This comment from Oliver O’Donovan is still as valuable and perceptive as it was in 1986:
“Thus arises the irony of our own days, in which the very protection of nature has to be argued in terms of man’s ‘interest’ in preserving his ‘environment’. Such a philosophy offers no stable protection against the exploitation of nature by man, since he can discern nothing in the relations of things to command his respect. And, of course, this unprincipled domination must extend itself to include his own psychosomatic nature, all that is not itself the devising mind, so that humanity itself dissolves in the polarization of the technological will and its raw material. Man’s monarchy over nature can be healthy only if he recognizes it as something itself given in the nature of things, and therefore limited by the nature of things. For if it were true that he imposed his will upon nature from without, then there would be no limit to it. It would have been from the beginning a crude struggle to stamp an inert and formless nature with the insignia of his will. Such has been the philosophy bred by a scientism liberated from the discipline of Christian metaphysics. It is not what the Psalmist meant by the dominion of man, which was a worshipping and respectful sovereignty, a glad responsibility for the natural order which he both discerned and loved.” (Resurrection and Moral Order, 52)
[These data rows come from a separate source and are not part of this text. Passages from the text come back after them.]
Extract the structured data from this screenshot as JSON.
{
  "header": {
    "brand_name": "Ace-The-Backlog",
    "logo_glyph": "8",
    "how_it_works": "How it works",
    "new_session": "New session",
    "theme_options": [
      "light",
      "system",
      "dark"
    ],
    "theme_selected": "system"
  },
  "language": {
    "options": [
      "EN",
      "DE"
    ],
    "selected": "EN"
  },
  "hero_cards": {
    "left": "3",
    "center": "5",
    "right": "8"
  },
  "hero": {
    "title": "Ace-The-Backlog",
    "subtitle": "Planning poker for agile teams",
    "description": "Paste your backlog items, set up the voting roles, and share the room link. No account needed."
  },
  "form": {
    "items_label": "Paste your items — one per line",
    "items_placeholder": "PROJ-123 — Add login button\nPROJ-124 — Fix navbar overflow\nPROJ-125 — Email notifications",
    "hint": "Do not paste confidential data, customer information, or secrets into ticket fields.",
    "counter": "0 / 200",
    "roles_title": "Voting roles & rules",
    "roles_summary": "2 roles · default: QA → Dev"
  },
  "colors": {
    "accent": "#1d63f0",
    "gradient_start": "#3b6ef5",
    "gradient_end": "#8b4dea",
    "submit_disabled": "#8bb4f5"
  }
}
The ‘irony’ O’Donovan speaks of is the irony of man’s finding himself, as a result of its pervasive voluntarist approach to morality in which it forgets or refuses to acknowledge the givenness of created moral order, in a situation where he cannot even see that he is part of nature himself, and so can only justify protecting the environment by reference to possible benefits to himself.
The value of O’Donovan’s critique is that it shows how it is possible for all sides of debates about climate change and ecological crisis to share common assumptions or ways of approaching the natural order which make any solution inherently unstable. O’Donovan’s point is that if we only manage to protect nature on the basis of its value to us, we may have done something useful, but we are still driven by assumptions that profoundly distort our relation to natural order and so will inevitably bring further chaos in their wake. I think this is still a valuable insight.